── RECORDED DATA ──
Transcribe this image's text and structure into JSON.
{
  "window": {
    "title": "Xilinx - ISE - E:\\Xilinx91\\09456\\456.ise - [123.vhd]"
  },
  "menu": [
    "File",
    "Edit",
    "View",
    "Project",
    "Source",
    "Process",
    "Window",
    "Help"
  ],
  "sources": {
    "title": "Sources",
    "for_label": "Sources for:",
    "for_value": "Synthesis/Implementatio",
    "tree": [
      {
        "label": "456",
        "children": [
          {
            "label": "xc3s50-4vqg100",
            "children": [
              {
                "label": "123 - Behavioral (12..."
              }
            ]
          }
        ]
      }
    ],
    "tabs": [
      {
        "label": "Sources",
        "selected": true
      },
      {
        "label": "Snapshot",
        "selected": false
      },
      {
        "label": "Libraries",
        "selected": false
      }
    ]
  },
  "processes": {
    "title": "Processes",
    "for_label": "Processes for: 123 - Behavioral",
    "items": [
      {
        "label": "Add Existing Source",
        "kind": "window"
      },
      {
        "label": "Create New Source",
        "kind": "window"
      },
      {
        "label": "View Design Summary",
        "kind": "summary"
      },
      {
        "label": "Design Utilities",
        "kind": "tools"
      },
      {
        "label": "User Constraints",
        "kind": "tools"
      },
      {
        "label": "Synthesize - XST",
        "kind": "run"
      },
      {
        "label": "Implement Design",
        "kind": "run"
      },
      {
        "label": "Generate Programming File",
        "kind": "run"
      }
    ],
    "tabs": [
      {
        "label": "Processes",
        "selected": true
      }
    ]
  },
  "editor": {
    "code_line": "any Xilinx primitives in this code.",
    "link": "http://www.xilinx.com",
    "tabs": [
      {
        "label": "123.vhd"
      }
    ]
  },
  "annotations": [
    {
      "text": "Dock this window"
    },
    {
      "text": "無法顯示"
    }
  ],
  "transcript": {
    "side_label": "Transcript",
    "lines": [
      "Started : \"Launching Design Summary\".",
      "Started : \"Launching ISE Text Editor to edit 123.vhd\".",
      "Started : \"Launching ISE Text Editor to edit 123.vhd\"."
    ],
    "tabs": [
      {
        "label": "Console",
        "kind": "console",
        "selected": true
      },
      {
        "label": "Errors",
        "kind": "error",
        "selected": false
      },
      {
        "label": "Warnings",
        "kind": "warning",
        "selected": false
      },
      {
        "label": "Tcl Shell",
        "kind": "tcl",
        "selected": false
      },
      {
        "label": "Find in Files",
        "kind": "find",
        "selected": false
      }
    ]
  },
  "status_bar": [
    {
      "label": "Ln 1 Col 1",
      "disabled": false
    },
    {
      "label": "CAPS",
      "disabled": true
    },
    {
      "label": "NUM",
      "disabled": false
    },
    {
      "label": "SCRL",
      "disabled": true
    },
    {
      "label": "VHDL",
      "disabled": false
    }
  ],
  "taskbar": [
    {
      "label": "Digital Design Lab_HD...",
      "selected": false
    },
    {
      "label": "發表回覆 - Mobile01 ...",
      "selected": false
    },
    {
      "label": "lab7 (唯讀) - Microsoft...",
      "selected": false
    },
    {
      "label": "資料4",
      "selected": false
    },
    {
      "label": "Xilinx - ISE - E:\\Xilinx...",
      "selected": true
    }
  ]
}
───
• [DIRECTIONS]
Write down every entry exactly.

• [TASK OUTPUT]
Transcribe this image's text and structure into JSON.
{
  "window": {
    "title": "Xilinx - ISE - E:\\Xilinx91\\09456\\456.ise - [123.vhd]"
  },
  "menu": [
    "File",
    "Edit",
    "View",
    "Project",
    "Source",
    "Process",
    "Window",
    "Help"
  ],
  "sources": {
    "title": "Sources",
    "for_label": "Sources for:",
    "for_value": "Synthesis/Implementatio",
    "tree": [
      {
        "label": "456",
        "children": [
          {
            "label": "xc3s50-4vqg100",
            "children": [
              {
                "label": "123 - Behavioral (12..."
              }
            ]
          }
        ]
      }
    ],
    "tabs": [
      {
        "label": "Sources",
        "selected": true
      },
      {
        "label": "Snapshot",
        "selected": false
      },
      {
        "label": "Libraries",
        "selected": false
      }
    ]
  },
  "processes": {
    "title": "Processes",
    "for_label": "Processes for: 123 - Behavioral",
    "items": [
      {
        "label": "Add Existing Source",
        "kind": "window"
      },
      {
        "label": "Create New Source",
        "kind": "window"
      },
      {
        "label": "View Design Summary",
        "kind": "summary"
      },
      {
        "label": "Design Utilities",
        "kind": "tools"
      },
      {
        "label": "User Constraints",
        "kind": "tools"
      },
      {
        "label": "Synthesize - XST",
        "kind": "run"
      },
      {
        "label": "Implement Design",
        "kind": "run"
      },
      {
        "label": "Generate Programming File",
        "kind": "run"
      }
    ],
    "tabs": [
      {
        "label": "Processes",
        "selected": true
      }
    ]
  },
  "editor": {
    "code_line": "any Xilinx primitives in this code.",
    "link": "http://www.xilinx.com",
    "tabs": [
      {
        "label": "123.vhd"
      }
    ]
  },
  "annotations": [
    {
      "text": "Dock this window"
    },
    {
      "text": "無法顯示"
    }
  ],
  "transcript": {
    "side_label": "Transcript",
    "lines": [
      "Started : \"Launching Design Summary\".",
      "Started : \"Launching ISE Text Editor to edit 123.vhd\".",
      "Started : \"Launching ISE Text Editor to edit 123.vhd\"."
    ],
    "tabs": [
      {
        "label": "Console",
        "kind": "console",
        "selected": true
      },
      {
        "label": "Errors",
        "kind": "error",
        "selected": false
      },
      {
        "label": "Warnings",
        "kind": "warning",
        "selected": false
      },
      {
        "label": "Tcl Shell",
        "kind": "tcl",
        "selected": false
      },
      {
        "label": "Find in Files",
        "kind": "find",
        "selected": false
      }
    ]
  },
  "status_bar": [
    {
      "label": "Ln 1 Col 1",
      "disabled": false
    },
    {
      "label": "CAPS",
      "disabled": true
    },
    {
      "label": "NUM",
      "disabled": false
    },
    {
      "label": "SCRL",
      "disabled": true
    },
    {
      "label": "VHDL",
      "disabled": false
    }
  ],
  "taskbar": [
    {
      "label": "Digital Design Lab_HD...",
      "selected": false
    },
    {
      "label": "發表回覆 - Mobile01 ...",
      "selected": false
    },
    {
      "label": "lab7 (唯讀) - Microsoft...",
      "selected": false
    },
    {
      "label": "資料4",
      "selected": false
    },
    {
      "label": "Xilinx - ISE - E:\\Xilinx...",
      "selected": true
    }
  ]
}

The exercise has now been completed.